Social and cultural changes
The Douglases lived in a time when changes in society and culture made hiring, managing, and keeping servants more difficult. Although domestic service often paid better than factory or department store work, the lack of personal freedom, unpredictable and long hours, and social stigma discouraged women from taking these positions.
As a result, employers frequently turned to immigrants and minority populations as a source of help. By the 1920s, the servant pool became even more limited due to World War I and immigration restrictions.
While middle class housewives stopped hiring live-in servants in favor of new household appliances and day workers, wealthy families continued to hire live-in servants to illustrate social status and maintain their larger homes and estates.
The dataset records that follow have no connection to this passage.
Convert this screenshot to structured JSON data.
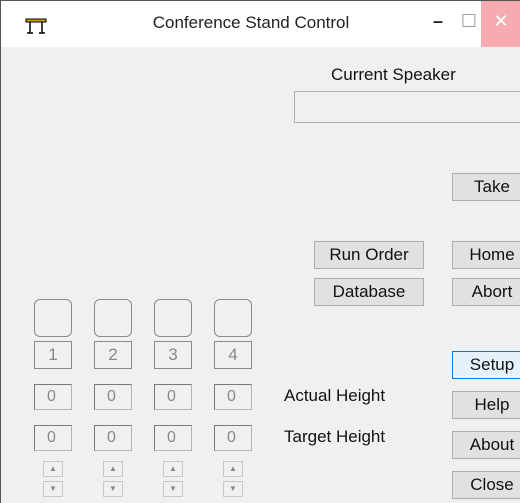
{
  "window": {
    "title": "Conference Stand Control",
    "minimize_glyph": "–",
    "maximize_glyph": "☐",
    "close_glyph": "✕",
    "icon": "conference-stand-icon"
  },
  "speaker": {
    "label": "Current Speaker",
    "value": ""
  },
  "buttons": {
    "take": "Take",
    "run_order": "Run Order",
    "home": "Home",
    "database": "Database",
    "abort": "Abort",
    "setup": "Setup",
    "help": "Help",
    "about": "About",
    "close": "Close"
  },
  "stands": [
    {
      "number": "1",
      "actual": "0",
      "target": "0"
    },
    {
      "number": "2",
      "actual": "0",
      "target": "0"
    },
    {
      "number": "3",
      "actual": "0",
      "target": "0"
    },
    {
      "number": "4",
      "actual": "0",
      "target": "0"
    }
  ],
  "height_labels": {
    "actual": "Actual Height",
    "target": "Target Height"
  },
  "spin_glyphs": {
    "up": "▲",
    "down": "▼"
  }
}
Iowa, like other Midwestern states, had smaller servant populations than the Northeast and South. In Linn County, many Bohemian and German immigrants, along with American-born girls, worked as servants. Having male servants signified a high social position; therefore, men generally filled positions that required them to be visible to family and guests such as the butler or chauffeur.
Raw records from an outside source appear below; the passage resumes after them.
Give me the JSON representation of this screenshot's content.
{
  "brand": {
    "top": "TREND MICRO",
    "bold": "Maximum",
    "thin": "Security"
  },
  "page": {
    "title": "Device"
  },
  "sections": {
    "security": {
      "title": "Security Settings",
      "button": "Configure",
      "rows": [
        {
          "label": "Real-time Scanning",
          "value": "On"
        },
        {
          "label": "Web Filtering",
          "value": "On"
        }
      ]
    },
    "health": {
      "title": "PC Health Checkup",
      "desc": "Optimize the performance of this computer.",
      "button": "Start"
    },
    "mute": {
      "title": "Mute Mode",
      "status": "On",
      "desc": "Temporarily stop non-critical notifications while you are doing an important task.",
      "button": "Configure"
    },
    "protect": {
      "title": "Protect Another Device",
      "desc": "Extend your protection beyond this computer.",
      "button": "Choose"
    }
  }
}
The lives of individual servants often can be difficult to trace. In some cases, city directories and census records may provide the only source of information. Fortunately, the stories of several servants at Brucemore have been preserved through sources like diaries, photos, letters, account books, and other documents.